**Task instructions:** Below are the records; copy each line in which "icon" occurs.

------------------------

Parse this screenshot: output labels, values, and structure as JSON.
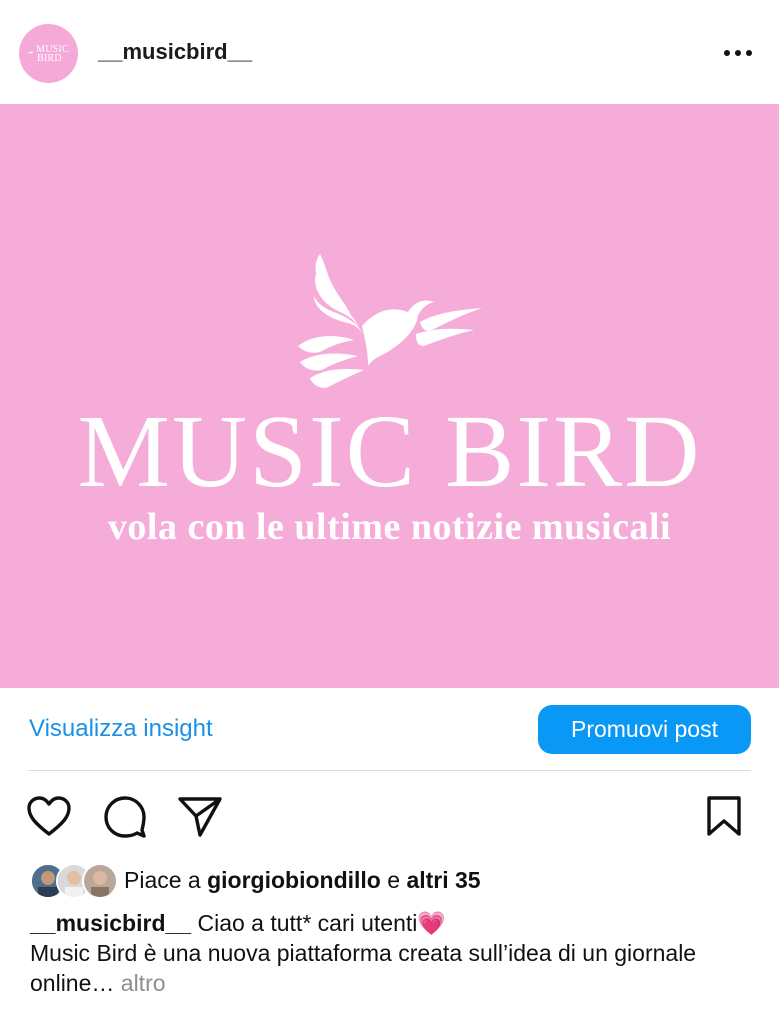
{
  "header": {
    "username": "__musicbird__",
    "avatar_text_line1": "MUSIC",
    "avatar_text_line2": "BIRD",
    "more_icon": "more-horizontal-icon"
  },
  "post": {
    "title": "MUSIC BIRD",
    "tagline": "vola con le ultime notizie musicali",
    "background_color": "#f6acd8",
    "logo_icon": "bird-wings-icon"
  },
  "insight": {
    "link_label": "Visualizza insight",
    "promote_label": "Promuovi post",
    "accent_color": "#0a98f7"
  },
  "actions": {
    "like_icon": "heart-icon",
    "comment_icon": "comment-icon",
    "share_icon": "send-icon",
    "save_icon": "bookmark-icon"
  },
  "likes": {
    "prefix": "Piace a",
    "user": "giorgiobiondillo",
    "conjunction": "e",
    "others": "altri 35"
  },
  "caption": {
    "username": "__musicbird__",
    "line1": "Ciao a tutt* cari utenti",
    "emoji": "💗",
    "body": "Music Bird è una nuova piattaforma creata sull’idea di un giornale online…",
    "more_label": "altro"
  }
}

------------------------

**Result of this exercise:**
    "more_icon": "more-horizontal-icon"
    "logo_icon": "bird-wings-icon"
    "like_icon": "heart-icon",
    "comment_icon": "comment-icon",
    "share_icon": "send-icon",
    "save_icon": "bookmark-icon"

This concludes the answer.